Breakthrough But Wary

Of course, this came from reading a book. It is The  Nature of Personal Reality by Jane Roberts. The book is from the early 1970s. Little of it is new to me. But this is what I read that struck me so greatly, “When you abruptly change your beliefs, then in the group you no longer have the same position—you are not playing that game any longer….The status quo which served a certain purpose is gone, new elements are introduced, another creative process begins….You are setting out to experience the most fulfilled reality that you can.” (Pages 76-77) This is not brain surgery.

What hit me was this: I’ve done this before. I did it in my late teens and early twenties. I remember it so clearly. I remember how painful it was to have my life not working on any level. My beliefs and attitudes were simply not working. At all. It was bad. So I went to therapy, just like my family had always said I needed to do. I was dating Barry, who was in AA and so I was in Al-Anon. I remember the first time, as a young adult, that I disagreed with my dad. I was now living by new more functional beliefs and values. I was so confused. I thought my dad would be proud of me. I was actually saying and doing things that worked. What a concept. I scratched my head for a few days before I figured it out: I was rejecting my parents’ values. If I had been forty, it would have been very different. To reject my dysfunctional values was to reject my entire upbringing. Of course, my dad was offended.

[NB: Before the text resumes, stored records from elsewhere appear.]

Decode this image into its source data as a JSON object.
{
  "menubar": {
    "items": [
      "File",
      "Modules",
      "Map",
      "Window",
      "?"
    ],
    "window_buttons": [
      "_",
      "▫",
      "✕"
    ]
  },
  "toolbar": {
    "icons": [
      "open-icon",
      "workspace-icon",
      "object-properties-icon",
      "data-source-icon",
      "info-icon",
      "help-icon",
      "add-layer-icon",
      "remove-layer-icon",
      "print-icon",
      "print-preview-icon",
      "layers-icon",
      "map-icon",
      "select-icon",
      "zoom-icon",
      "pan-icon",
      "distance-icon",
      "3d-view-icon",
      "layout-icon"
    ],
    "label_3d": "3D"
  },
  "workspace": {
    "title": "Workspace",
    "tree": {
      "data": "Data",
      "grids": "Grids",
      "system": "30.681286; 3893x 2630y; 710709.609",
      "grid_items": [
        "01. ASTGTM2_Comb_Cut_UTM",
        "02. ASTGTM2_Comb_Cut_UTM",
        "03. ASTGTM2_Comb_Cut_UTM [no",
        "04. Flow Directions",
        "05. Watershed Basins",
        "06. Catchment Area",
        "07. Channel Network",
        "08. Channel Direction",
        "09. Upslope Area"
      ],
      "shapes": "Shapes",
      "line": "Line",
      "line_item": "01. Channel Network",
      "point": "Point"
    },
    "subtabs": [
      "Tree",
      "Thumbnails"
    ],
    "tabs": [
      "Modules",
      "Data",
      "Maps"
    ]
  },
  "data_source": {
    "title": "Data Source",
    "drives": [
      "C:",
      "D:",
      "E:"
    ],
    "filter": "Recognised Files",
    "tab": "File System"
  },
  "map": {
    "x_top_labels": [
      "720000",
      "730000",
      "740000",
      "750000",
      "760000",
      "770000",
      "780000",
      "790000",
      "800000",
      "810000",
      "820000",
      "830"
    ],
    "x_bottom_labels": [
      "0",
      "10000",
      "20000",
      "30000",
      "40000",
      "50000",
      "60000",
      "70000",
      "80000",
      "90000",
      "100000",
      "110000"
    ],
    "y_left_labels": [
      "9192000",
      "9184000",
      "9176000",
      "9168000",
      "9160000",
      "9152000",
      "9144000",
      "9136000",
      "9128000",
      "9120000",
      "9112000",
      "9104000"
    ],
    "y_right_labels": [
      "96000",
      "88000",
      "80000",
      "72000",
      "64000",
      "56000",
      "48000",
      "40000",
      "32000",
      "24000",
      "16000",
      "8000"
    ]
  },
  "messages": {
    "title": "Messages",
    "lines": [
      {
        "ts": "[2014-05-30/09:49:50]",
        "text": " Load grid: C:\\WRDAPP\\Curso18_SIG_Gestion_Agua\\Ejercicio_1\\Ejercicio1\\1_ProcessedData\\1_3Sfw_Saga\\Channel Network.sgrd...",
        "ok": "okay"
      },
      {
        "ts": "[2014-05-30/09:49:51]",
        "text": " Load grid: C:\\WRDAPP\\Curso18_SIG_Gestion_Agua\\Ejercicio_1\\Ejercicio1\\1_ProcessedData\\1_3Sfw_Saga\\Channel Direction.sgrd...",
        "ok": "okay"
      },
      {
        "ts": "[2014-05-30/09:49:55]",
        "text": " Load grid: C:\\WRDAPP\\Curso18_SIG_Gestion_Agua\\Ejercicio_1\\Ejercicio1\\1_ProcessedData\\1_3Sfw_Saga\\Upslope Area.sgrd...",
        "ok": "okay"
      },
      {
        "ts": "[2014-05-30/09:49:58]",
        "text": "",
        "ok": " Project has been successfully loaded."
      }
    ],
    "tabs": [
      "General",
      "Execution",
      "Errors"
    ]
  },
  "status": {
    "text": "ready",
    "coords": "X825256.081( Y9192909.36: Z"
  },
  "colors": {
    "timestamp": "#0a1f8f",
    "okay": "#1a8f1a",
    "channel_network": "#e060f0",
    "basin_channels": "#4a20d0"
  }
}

The last time I went through this process, I pretty much lost my family. I walked away. My brothers were doing drugs. I was tired of feeling manipulated and never being taken seriously (which, by the way, has never changed). It has been very hard to lose my family of origin. However, I do not regret it in the slightest. Things were chaos back then and the last thing on earth I needed was to be in the middle of the fan-hitting. I had been wrongly blamed in the past for creating arguments and the only way to highlight my not-being-at-fault was to be far, far away when everyone was going crazy. Getting myself out of the middle of that drama was the wisest thing I have ever done.

But the price was very high. Of course, I don’t want to do this all over again. Duh.

However, I have no choice. I am starting my life over and preparing for Barry’s death. This is not pretty. Barry’s dad died at the age of 68 and Barry turns 66 in September. The odds of him living that long are slim, but, then again, I didn’t think he would live this long.

Part of me is excited and relieved, all at the same time. I think I was treating this upcoming phase as something brand spanking new. So many dots got connected simultaneously. For some reason, I feel far less afraid. Yes, I am starting over, but I am doing it with thirty years of additional education and experience under my belt. I’ve dealt with a gazillion emotional issues and am no longer having my emotional ass kicked by my unmet childhood needs in various religious settings.

My hesitance comes from that underlying question, “What (or who) will I have to lose this time?” But I feel a lot less afraid now.

About cdhoagpurple

I live in Michigan. I was Greek Orthodox (and previously Protestant), but now am more Buddhist than anything. I am single now (through the till-death-do-you-part clause of the marriage contract). My husband Barry was a good man and celebrated 30 years in AA. I am overly educated, with an MBA. My life felt terminally in-limbo while caring for a sick husband, but I am free now. I see all things as being in transition. Impermanence is the ultimate fact of life. Nothing remains the same, good or bad.

2 responses to “Breakthrough But Wary”

  1. Ninasusan says :

    Hmmmm is this rhetorical or do you have an answer in the back of your mind?

  2. cdhoagpurple says :

    I don’t know, but I do have a really good Christian friend I may have to let go of when I move. If she knew how far I have experimented spiritually, I know she would be wary of me. No one else knows that I would be concerned about.

Leave a Reply

Fill in your details below or click an icon to log in: Logo

You are commenting using your account. Log Out /  Change )

Twitter picture

You are commenting using your Twitter account. Log Out /  Change )

Facebook photo

You are commenting using your Facebook account. Log Out /  Change )

Connecting to %s

%d bloggers like this: